EXTRACTED RECORDS Block Start

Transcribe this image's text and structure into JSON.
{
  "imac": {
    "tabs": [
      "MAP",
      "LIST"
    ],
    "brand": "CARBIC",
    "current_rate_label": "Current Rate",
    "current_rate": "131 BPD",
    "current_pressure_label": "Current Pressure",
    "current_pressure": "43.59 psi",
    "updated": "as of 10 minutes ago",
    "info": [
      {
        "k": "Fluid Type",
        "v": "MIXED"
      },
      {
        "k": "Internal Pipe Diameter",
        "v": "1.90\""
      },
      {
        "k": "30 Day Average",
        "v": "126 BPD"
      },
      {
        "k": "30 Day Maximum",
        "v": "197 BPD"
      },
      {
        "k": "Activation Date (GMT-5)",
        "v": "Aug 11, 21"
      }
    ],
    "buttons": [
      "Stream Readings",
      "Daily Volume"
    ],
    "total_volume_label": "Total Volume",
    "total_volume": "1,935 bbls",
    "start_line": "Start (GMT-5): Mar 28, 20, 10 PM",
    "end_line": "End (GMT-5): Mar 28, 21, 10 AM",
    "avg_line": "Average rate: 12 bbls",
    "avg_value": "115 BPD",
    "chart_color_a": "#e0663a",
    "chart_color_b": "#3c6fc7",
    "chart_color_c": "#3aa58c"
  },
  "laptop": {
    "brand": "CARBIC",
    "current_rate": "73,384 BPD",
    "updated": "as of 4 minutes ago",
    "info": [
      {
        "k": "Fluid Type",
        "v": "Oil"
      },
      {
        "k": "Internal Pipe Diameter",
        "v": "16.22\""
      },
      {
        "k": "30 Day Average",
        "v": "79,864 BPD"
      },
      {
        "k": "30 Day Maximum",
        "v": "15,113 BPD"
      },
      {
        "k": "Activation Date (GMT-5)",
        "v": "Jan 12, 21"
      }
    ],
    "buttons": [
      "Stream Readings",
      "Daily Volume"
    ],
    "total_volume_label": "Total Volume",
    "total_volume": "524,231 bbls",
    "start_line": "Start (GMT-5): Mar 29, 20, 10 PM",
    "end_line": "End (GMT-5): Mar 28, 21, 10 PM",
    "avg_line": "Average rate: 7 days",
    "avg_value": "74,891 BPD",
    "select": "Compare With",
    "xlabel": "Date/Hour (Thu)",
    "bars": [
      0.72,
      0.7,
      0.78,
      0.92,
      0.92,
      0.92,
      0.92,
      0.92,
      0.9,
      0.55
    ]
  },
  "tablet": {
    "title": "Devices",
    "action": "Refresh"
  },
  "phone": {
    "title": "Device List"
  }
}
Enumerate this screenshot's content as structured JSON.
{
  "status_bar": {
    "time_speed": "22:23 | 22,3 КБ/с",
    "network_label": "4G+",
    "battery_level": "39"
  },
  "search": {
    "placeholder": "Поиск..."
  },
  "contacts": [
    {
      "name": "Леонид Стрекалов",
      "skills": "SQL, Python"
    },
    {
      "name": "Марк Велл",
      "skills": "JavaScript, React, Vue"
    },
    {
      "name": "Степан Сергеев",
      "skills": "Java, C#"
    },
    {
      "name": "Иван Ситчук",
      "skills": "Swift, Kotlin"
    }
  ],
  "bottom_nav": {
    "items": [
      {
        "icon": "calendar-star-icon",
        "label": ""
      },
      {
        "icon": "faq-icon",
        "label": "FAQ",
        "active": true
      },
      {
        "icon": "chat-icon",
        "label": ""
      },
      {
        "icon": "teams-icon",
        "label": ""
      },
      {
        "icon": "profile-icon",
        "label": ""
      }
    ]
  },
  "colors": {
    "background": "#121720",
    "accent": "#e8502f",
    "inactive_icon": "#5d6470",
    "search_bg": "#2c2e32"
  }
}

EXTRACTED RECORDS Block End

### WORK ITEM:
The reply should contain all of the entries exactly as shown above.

### EXERCISE ANSWER:
Transcribe this image's text and structure into JSON.
{
  "imac": {
    "tabs": [
      "MAP",
      "LIST"
    ],
    "brand": "CARBIC",
    "current_rate_label": "Current Rate",
    "current_rate": "131 BPD",
    "current_pressure_label": "Current Pressure",
    "current_pressure": "43.59 psi",
    "updated": "as of 10 minutes ago",
    "info": [
      {
        "k": "Fluid Type",
        "v": "MIXED"
      },
      {
        "k": "Internal Pipe Diameter",
        "v": "1.90\""
      },
      {
        "k": "30 Day Average",
        "v": "126 BPD"
      },
      {
        "k": "30 Day Maximum",
        "v": "197 BPD"
      },
      {
        "k": "Activation Date (GMT-5)",
        "v": "Aug 11, 21"
      }
    ],
    "buttons": [
      "Stream Readings",
      "Daily Volume"
    ],
    "total_volume_label": "Total Volume",
    "total_volume": "1,935 bbls",
    "start_line": "Start (GMT-5): Mar 28, 20, 10 PM",
    "end_line": "End (GMT-5): Mar 28, 21, 10 AM",
    "avg_line": "Average rate: 12 bbls",
    "avg_value": "115 BPD",
    "chart_color_a": "#e0663a",
    "chart_color_b": "#3c6fc7",
    "chart_color_c": "#3aa58c"
  },
  "laptop": {
    "brand": "CARBIC",
    "current_rate": "73,384 BPD",
    "updated": "as of 4 minutes ago",
    "info": [
      {
        "k": "Fluid Type",
        "v": "Oil"
      },
      {
        "k": "Internal Pipe Diameter",
        "v": "16.22\""
      },
      {
        "k": "30 Day Average",
        "v": "79,864 BPD"
      },
      {
        "k": "30 Day Maximum",
        "v": "15,113 BPD"
      },
      {
        "k": "Activation Date (GMT-5)",
        "v": "Jan 12, 21"
      }
    ],
    "buttons": [
      "Stream Readings",
      "Daily Volume"
    ],
    "total_volume_label": "Total Volume",
    "total_volume": "524,231 bbls",
    "start_line": "Start (GMT-5): Mar 29, 20, 10 PM",
    "end_line": "End (GMT-5): Mar 28, 21, 10 PM",
    "avg_line": "Average rate: 7 days",
    "avg_value": "74,891 BPD",
    "select": "Compare With",
    "xlabel": "Date/Hour (Thu)",
    "bars": [
      0.72,
      0.7,
      0.78,
      0.92,
      0.92,
      0.92,
      0.92,
      0.92,
      0.9,
      0.55
    ]
  },
  "tablet": {
    "title": "Devices",
    "action": "Refresh"
  },
  "phone": {
    "title": "Device List"
  }
}
Enumerate this screenshot's content as structured JSON.
{
  "status_bar": {
    "time_speed": "22:23 | 22,3 КБ/с",
    "network_label": "4G+",
    "battery_level": "39"
  },
  "search": {
    "placeholder": "Поиск..."
  },
  "contacts": [
    {
      "name": "Леонид Стрекалов",
      "skills": "SQL, Python"
    },
    {
      "name": "Марк Велл",
      "skills": "JavaScript, React, Vue"
    },
    {
      "name": "Степан Сергеев",
      "skills": "Java, C#"
    },
    {
      "name": "Иван Ситчук",
      "skills": "Swift, Kotlin"
    }
  ],
  "bottom_nav": {
    "items": [
      {
        "icon": "calendar-star-icon",
        "label": ""
      },
      {
        "icon": "faq-icon",
        "label": "FAQ",
        "active": true
      },
      {
        "icon": "chat-icon",
        "label": ""
      },
      {
        "icon": "teams-icon",
        "label": ""
      },
      {
        "icon": "profile-icon",
        "label": ""
      }
    ]
  },
  "colors": {
    "background": "#121720",
    "accent": "#e8502f",
    "inactive_icon": "#5d6470",
    "search_bg": "#2c2e32"
  }
}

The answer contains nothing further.